Assignment
What lines of the data below include the word "active"? Report them by copying each.
========
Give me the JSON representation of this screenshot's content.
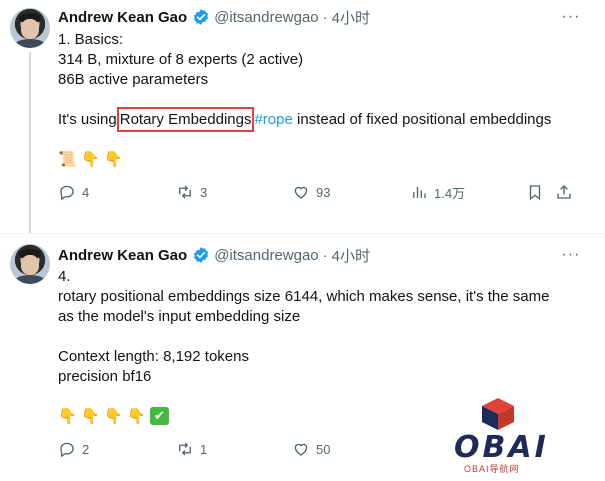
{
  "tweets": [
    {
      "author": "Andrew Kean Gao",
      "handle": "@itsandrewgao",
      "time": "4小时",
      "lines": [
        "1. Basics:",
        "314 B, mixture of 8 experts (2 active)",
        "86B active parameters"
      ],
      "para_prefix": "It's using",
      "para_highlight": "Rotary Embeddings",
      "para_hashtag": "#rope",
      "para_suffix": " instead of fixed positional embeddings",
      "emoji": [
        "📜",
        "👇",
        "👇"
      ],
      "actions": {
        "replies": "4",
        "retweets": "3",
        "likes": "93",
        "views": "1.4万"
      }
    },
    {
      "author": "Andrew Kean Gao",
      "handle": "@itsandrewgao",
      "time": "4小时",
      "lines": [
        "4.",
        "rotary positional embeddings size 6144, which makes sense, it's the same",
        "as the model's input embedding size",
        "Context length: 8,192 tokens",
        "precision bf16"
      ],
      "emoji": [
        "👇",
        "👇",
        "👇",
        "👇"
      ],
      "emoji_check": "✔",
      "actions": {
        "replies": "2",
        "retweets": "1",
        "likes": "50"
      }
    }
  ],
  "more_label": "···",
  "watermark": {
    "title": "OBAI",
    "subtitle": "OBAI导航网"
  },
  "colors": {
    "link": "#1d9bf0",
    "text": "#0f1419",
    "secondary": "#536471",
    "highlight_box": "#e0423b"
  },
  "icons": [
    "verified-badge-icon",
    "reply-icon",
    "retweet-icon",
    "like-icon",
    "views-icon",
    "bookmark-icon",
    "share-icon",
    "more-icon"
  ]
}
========
Your solution
        "314 B, mixture of 8 experts (2 active)",
        "86B active parameters"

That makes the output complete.